The word "James" marks the lines to find; copy every such line from the data below.

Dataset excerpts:
----
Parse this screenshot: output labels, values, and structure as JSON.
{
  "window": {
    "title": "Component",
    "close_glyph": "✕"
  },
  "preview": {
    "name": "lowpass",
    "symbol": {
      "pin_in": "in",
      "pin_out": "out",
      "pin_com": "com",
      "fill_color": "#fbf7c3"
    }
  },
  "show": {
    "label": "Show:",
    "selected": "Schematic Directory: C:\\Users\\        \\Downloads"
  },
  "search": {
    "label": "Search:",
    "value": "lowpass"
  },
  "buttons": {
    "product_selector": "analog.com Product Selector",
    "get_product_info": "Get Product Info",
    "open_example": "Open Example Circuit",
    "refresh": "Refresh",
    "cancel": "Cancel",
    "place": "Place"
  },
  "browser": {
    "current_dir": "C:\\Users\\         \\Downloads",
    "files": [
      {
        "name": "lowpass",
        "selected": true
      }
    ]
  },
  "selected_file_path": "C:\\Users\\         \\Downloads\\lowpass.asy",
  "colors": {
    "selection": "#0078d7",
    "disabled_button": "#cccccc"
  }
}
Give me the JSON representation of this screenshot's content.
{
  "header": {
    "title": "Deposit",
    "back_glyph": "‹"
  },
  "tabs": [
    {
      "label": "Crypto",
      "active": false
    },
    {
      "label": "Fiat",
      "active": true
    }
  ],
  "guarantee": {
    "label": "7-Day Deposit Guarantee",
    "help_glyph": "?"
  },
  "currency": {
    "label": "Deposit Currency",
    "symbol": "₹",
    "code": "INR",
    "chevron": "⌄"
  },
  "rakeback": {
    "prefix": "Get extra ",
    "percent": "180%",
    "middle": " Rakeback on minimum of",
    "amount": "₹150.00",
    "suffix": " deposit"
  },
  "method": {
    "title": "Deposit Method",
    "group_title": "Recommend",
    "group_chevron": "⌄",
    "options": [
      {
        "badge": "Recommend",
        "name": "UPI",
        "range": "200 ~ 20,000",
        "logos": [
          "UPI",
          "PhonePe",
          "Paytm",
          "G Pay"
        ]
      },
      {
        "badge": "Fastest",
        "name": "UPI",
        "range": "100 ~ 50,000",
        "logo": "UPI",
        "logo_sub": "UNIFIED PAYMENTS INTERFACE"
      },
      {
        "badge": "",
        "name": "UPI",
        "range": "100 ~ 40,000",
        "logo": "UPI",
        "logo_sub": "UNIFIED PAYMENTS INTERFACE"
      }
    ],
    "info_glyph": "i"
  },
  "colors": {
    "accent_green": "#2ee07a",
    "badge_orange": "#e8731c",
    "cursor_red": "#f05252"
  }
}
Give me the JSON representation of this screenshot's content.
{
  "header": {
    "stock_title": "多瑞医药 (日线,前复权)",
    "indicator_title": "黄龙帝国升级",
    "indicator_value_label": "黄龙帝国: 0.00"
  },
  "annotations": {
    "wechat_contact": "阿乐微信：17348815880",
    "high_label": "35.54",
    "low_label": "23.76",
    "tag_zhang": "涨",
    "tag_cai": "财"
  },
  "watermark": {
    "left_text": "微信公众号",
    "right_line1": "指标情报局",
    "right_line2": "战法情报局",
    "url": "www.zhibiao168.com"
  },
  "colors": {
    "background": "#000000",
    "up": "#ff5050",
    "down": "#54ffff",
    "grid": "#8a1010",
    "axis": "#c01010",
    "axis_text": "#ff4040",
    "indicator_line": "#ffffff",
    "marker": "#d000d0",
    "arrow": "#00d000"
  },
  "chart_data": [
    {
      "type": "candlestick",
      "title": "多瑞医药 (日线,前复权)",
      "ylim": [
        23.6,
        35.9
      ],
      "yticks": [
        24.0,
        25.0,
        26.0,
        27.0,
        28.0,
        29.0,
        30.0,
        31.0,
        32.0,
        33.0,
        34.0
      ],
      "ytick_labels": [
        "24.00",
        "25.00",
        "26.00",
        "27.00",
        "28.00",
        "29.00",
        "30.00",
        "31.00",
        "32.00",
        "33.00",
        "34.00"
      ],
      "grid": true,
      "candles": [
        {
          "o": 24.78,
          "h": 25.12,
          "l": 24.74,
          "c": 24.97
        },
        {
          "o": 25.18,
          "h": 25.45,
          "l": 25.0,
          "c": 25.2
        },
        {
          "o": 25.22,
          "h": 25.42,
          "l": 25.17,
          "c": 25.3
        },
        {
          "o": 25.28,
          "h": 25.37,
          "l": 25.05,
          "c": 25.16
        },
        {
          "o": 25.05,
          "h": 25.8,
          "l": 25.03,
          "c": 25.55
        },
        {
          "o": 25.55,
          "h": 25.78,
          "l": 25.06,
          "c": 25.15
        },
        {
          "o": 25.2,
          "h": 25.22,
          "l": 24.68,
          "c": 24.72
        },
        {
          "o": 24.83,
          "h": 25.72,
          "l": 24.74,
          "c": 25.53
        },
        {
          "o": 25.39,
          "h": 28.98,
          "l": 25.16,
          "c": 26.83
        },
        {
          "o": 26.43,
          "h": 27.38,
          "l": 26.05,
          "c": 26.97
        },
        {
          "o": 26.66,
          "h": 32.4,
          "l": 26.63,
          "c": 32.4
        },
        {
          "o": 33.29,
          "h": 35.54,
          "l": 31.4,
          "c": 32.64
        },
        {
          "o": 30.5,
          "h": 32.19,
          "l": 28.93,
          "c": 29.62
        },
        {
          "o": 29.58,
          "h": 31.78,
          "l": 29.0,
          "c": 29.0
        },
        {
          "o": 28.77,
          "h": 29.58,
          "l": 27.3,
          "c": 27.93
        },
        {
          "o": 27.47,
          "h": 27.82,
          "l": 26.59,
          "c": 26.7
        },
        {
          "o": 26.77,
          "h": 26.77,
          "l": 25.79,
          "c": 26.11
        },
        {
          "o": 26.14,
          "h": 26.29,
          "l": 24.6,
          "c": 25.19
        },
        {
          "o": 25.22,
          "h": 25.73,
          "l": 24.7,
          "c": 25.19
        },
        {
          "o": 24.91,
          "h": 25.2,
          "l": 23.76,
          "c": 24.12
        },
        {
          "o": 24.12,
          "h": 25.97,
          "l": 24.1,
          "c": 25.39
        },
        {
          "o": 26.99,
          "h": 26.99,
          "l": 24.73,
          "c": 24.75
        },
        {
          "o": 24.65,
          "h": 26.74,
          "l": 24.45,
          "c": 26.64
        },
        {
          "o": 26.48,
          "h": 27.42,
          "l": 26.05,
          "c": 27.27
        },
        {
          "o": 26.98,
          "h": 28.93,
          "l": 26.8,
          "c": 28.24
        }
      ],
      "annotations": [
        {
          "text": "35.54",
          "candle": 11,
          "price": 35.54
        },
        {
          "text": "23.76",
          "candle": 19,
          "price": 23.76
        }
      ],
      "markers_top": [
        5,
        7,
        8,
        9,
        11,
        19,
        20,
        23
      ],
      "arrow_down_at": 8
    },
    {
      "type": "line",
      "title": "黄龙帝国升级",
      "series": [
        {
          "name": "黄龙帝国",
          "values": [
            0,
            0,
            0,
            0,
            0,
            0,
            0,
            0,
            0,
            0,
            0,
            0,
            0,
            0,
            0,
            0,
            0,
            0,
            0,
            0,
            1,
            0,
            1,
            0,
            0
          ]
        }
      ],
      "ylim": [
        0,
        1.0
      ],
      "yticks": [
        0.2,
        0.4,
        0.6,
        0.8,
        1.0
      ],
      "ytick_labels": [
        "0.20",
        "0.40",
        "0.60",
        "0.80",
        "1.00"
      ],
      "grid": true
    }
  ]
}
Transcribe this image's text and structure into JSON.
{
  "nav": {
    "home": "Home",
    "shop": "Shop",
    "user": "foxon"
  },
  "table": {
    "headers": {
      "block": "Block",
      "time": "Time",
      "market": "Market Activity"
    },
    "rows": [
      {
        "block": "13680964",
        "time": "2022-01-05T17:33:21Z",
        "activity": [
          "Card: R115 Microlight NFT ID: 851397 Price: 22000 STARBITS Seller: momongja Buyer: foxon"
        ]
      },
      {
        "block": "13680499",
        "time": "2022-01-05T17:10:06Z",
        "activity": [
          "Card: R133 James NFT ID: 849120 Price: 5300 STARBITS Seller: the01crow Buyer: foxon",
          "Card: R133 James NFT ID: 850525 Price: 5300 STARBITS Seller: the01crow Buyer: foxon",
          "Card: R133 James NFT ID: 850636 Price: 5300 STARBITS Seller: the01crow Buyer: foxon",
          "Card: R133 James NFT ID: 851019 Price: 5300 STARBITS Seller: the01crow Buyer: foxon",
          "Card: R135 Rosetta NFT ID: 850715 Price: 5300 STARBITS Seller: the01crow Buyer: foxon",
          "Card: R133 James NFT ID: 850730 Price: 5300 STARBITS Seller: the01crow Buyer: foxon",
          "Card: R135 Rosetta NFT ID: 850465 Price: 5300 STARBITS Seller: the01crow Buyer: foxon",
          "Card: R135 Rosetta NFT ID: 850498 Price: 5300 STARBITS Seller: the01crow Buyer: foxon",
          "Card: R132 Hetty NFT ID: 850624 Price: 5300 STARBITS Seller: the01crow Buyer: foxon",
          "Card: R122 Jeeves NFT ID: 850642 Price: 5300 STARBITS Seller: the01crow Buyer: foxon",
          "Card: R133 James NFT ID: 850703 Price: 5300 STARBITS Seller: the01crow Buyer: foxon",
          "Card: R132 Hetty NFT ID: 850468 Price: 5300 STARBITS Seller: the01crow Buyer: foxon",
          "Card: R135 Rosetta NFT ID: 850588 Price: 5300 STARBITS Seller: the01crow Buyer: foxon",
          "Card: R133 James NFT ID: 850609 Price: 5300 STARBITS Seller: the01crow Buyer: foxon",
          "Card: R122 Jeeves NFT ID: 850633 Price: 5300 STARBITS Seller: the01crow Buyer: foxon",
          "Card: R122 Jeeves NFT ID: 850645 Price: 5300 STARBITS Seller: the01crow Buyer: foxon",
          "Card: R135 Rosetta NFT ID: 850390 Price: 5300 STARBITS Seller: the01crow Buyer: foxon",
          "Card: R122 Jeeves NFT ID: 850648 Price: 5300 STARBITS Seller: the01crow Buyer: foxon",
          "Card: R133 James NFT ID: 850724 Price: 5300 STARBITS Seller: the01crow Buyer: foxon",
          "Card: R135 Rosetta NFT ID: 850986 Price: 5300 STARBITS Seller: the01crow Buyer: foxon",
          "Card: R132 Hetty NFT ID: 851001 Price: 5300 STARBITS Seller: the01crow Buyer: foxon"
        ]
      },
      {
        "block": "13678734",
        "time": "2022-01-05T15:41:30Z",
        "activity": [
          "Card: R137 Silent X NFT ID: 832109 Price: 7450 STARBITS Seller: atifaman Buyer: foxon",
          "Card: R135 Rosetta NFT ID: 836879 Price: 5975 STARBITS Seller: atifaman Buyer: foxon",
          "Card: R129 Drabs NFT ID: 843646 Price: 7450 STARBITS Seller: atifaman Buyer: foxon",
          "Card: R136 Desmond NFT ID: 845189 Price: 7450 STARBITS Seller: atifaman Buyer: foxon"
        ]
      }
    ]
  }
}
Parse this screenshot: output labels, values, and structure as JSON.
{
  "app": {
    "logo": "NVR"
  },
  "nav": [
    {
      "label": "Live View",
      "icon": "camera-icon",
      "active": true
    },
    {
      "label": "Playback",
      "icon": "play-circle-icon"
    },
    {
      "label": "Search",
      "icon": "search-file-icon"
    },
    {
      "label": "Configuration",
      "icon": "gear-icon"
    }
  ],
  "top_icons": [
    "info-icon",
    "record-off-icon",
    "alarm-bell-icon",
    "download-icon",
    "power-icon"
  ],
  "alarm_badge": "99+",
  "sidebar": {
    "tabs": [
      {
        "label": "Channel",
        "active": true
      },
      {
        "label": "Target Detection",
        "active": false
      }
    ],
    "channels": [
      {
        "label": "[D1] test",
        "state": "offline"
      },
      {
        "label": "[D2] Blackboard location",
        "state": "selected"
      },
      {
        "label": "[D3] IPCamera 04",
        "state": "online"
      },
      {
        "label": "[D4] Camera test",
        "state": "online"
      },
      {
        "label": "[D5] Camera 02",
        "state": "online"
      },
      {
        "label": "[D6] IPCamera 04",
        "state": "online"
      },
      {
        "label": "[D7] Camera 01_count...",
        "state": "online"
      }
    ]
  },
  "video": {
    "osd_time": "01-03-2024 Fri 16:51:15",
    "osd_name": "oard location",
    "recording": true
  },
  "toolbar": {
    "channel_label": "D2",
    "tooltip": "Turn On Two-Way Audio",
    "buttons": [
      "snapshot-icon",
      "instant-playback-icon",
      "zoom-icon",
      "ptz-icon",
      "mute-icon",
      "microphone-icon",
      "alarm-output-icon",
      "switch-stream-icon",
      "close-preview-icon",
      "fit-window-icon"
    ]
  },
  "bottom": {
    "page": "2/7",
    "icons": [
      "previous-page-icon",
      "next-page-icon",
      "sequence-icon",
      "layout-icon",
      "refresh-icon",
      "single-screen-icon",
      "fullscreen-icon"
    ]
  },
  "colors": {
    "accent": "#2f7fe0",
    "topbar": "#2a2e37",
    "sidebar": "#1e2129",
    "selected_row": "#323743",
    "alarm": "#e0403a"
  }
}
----
Your solution:
          "Card: R133 James NFT ID: 849120 Price: 5300 STARBITS Seller: the01crow Buyer: foxon",
          "Card: R133 James NFT ID: 850525 Price: 5300 STARBITS Seller: the01crow Buyer: foxon",
          "Card: R133 James NFT ID: 850636 Price: 5300 STARBITS Seller: the01crow Buyer: foxon",
          "Card: R133 James NFT ID: 851019 Price: 5300 STARBITS Seller: the01crow Buyer: foxon",
          "Card: R133 James NFT ID: 850730 Price: 5300 STARBITS Seller: the01crow Buyer: foxon",
          "Card: R133 James NFT ID: 850703 Price: 5300 STARBITS Seller: the01crow Buyer: foxon",
          "Card: R133 James NFT ID: 850609 Price: 5300 STARBITS Seller: the01crow Buyer: foxon",
          "Card: R133 James NFT ID: 850724 Price: 5300 STARBITS Seller: the01crow Buyer: foxon",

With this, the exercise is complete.